From this month a new global framework governing texture modified foods will come into operation in the UK.

The IDDSI (International Dysphagia Diet Standardisation Initiative) framework is a worldwide initiative which aims to improve the lives of over 590million people living with dysphagia.

The framework aims to improve clinical safety and efficiency by standardising the terminology and consistency of different food providers in order to reduce risk.

It consists of a continuum of eight levels (0-7) and includes descriptors, testing methods and evidence for both drink thickness and food texture levels.

Catherine Rabess, specialist nutrition support dietician for the NHS and media spokesperson for the British Dietetic Association, explains: “The new framework will ensure that patients are receiving the appropriate texture modified diet.
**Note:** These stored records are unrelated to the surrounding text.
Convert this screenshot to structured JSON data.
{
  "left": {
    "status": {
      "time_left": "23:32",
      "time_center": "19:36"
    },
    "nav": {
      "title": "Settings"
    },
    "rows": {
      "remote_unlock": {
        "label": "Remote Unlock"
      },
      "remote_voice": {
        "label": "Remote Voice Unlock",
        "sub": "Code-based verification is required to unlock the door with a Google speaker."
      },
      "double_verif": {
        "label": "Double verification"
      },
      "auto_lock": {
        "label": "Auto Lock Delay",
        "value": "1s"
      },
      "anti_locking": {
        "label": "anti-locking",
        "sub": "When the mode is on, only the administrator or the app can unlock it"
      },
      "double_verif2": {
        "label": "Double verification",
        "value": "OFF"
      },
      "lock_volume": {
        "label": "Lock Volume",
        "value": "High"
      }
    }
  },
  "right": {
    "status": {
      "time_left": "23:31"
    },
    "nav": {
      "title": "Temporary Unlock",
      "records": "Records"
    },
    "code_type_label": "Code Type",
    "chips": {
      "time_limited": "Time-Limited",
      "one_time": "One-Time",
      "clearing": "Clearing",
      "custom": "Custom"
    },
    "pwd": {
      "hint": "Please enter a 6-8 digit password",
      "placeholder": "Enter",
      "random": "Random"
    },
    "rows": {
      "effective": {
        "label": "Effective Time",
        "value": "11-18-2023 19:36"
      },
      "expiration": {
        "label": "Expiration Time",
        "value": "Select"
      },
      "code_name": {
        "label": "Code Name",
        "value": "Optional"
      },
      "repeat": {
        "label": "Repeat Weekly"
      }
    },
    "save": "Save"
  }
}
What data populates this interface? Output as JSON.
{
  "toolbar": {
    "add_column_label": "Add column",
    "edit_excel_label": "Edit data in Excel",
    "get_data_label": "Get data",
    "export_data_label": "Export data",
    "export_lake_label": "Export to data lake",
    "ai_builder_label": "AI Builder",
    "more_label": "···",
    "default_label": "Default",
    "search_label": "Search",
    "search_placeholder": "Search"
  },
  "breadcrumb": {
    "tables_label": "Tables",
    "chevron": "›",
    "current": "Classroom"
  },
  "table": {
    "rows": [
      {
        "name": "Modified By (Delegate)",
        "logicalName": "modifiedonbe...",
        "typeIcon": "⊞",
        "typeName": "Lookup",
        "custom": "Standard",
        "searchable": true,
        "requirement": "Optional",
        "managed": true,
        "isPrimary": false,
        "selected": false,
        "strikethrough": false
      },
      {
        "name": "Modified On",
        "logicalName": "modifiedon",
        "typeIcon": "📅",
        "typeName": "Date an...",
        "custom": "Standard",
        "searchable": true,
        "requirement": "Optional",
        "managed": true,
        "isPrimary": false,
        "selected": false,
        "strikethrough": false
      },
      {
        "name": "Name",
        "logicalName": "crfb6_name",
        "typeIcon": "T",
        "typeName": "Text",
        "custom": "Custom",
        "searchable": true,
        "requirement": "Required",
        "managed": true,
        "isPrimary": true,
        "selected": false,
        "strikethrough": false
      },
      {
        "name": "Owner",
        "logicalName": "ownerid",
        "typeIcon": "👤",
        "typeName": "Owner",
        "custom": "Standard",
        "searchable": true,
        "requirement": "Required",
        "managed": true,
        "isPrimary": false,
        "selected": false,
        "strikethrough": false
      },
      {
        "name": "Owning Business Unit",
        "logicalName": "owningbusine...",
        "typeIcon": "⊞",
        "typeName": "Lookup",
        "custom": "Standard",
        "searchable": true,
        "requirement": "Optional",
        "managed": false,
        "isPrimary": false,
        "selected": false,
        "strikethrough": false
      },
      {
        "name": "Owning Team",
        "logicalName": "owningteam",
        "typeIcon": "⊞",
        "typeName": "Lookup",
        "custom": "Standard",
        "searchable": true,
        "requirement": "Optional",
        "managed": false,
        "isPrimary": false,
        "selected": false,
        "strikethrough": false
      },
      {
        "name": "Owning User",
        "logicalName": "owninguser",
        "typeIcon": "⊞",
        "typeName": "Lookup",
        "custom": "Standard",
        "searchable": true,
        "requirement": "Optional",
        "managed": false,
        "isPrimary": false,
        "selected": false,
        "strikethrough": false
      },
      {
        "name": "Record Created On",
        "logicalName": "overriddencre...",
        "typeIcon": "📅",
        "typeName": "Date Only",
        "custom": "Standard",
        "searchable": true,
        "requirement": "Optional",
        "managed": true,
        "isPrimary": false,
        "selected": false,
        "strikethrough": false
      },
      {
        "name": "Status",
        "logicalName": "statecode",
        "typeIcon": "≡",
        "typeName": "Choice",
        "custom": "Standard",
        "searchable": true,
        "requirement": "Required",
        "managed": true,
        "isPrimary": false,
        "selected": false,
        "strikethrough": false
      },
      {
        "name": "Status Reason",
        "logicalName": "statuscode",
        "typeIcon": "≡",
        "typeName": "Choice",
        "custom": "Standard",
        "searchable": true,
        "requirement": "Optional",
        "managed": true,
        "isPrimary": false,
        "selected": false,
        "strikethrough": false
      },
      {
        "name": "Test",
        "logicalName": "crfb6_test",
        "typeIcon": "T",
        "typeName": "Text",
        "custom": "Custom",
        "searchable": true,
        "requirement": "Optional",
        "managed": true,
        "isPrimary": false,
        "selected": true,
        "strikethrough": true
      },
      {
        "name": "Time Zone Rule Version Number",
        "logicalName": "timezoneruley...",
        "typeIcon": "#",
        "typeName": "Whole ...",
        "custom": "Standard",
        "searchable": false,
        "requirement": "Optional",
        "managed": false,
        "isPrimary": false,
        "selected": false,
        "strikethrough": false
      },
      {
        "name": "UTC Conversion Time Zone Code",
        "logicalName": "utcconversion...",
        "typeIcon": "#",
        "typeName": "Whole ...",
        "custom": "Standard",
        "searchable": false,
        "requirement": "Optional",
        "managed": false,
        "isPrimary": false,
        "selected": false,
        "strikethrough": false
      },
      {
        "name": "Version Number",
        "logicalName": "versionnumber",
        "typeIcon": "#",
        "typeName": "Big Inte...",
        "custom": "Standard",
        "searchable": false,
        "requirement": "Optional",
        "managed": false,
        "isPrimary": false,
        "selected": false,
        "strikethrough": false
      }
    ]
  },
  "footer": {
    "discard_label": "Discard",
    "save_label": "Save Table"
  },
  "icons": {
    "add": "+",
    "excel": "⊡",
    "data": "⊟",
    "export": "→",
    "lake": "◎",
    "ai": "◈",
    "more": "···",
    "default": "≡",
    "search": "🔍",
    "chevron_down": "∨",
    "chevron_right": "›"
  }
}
The terminology had changed over the years and had become quite confusing, the result being that there had been problems with clients not receiving the correct food and becoming quite poorly or experiencing choking episodes.

“It’s a huge change. From a dietetic point of view, it’s really important that chefs ensure that the food looks palatable and appetising, and, if possible, use moulds. It needs to be full of flavour and have a range of colours as this will stimulate the tastebuds and saliva glands.”

The National Association of Care Catering (NACC) is fully supporting IDDSI.

National chair Neel Radia commented: “An internationally recognised framework that defines texture modified foods and thickened liquids is essential for global consistency and the safeguarding of individuals with dysphagia, whatever their age, culture or care setting.

“We’re supporting our members and the care catering sector to prepare for roll out. The NACC Training and Development Forum 2018 had a workshop dedicated to IDDSI, our Training Academy is providing specific IDDSI training and our website is regularly updated with the latest information. We urge everyone to use the resources available to them in readiness for implementation.”

Case Study : 

Allan Brazier is the director of hospitality services at brighterkind, a residential care provider with 70 care homes in its portfolio. brighterkind started planning for IDDSI 12 months ago and welcomes the new framework.

“We realise how important it is that all of our residents can enjoy the same quality meals and dining experience, and we have revised all of our textured modified meals training to incorporate the new terminology. Within care homes there is still the potential for the current national descriptors to be confused with older terms, whereby lots of residents can potentially be classed as being on a “soft diet’. To have the opportunity to launch these new guidelines is a fantastic opportunity for brighterkind to get all of our team members to a better level of understanding.

“We’re very lucky to have Liz Brinksman who is a dedicated person out in the business training texture-modified diet training, and having a defined date for implementation gave us something to get behind and work towards. It was a great opportunity to re-focus everyone’s minds on texture-modified foods.

“We organised 10 roadshows with interactive training sessions with the intention of having at least three IDDSI champions in every care home, and have produced our own training videos and pocket guide for team members to use.

“From this month (April) our plan is to amalgamate these videos for everyone joining the business so that everyone will have an awareness of IDDSI as part of their induction to brighterkind.”